There are more pronouns than he/him and she/her, including ze/hir, they/them, and more! Asking someone their pronouns is not only polite, it’s the right thing to do. You should never assume someone’s pronouns based on the way they look. Remember that pronouns can change over time. Asking someone their pronouns can help make someone feel that they can trust you to respect and affirm them.
Next step: Make it a habit to tell people the pronouns you use when you introduce yourself to encourage those around you to do the same. For example, “My name is Laverne and my pronouns are she/her/hers.”
What not to say: “Only girls and women should wear skirts.” OR “Only boys and men should have short hair.”
Clothing, haircuts and colors have no gender. Although wearing or doing certain things can feel affirming to a someone’s personal identity, saying that something (or someone) is restricted to only “manly” or “girly” things based on their gender limits people’s full expression of themselves. Gender identity is fluid and we express it in many ways, especially through fashion. Instead of restricting folks to colors and clothing items with “for women” or “for men” labels, help dismantle that binary and let someone know how great their style is instead!

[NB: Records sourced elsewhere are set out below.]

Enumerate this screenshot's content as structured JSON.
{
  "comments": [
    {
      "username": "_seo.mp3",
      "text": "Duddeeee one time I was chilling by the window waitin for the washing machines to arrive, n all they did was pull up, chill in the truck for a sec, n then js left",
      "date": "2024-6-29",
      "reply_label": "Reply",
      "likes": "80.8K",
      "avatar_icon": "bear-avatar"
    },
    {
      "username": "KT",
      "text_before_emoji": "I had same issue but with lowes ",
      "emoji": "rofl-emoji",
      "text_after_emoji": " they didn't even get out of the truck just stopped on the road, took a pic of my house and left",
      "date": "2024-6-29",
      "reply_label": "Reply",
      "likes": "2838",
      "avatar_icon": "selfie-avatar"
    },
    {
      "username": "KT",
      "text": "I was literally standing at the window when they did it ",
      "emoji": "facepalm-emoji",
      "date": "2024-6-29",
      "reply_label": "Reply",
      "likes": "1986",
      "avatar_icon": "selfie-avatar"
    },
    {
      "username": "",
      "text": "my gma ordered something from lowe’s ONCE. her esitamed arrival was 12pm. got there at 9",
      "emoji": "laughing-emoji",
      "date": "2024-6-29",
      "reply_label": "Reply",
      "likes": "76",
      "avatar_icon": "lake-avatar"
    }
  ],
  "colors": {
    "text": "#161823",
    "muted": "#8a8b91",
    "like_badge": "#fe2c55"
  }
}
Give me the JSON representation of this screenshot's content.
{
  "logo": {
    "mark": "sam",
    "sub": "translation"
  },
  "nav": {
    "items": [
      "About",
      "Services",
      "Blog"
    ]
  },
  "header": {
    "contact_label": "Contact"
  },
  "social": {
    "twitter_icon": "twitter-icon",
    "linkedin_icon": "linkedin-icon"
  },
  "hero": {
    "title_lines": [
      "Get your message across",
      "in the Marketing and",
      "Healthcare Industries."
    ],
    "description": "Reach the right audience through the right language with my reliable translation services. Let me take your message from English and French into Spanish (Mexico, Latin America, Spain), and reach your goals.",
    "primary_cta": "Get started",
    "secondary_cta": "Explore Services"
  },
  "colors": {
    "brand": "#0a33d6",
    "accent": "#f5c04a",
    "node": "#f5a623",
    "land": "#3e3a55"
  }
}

Next step: If your workplace has a gender-specific dress code, you probably want to update it to be more inclusive and affirming. Our dress code simply says, “Dress for your day,” but your workplace could get more specific while remaining gender-neutral.
What to say: “What’s your name?”
This question is obvious, but it’s also really important. Many people (not all) who identify as trans or gender non-conforming use a chosen name rather than the name given to them at birth. Saying someone’s name is affirming (and common decency, TBH). Once someone tells you their name, make sure to use that name and that name only, unless they tell you otherwise.
Next step: Help reinforce an affirming environment by correcting others who use the incorrect name or pronouns for someone. Many times, others simply may not know that someone uses a different name or only sees their official documentation. Doing this shows a sign of respect because you aren’t putting the responsibility onto the trans or gender non-conforming person to correct misgendering or dead naming. However, it is always worthwhile to check in with the person about how they would like to handle these situations.
What not to say: “Why did you transition?”
Going through a gender transition is a deeply personal journey. Even if you know someone has gone through (or is going through) a gender transition, they don’t owe you an explanation. Instead, be supportive by asking (as mentioned above) what their name and pronouns are!
Also note: Contrary to what you see in pop culture, a gender transition does not always mean that a person underwent any kind of surgery. Transitioning is an internal journey that is affirmed when others use the correct pronouns and name for that individual that attest to their identity.
By Cheyenne Butler and Raven Feagins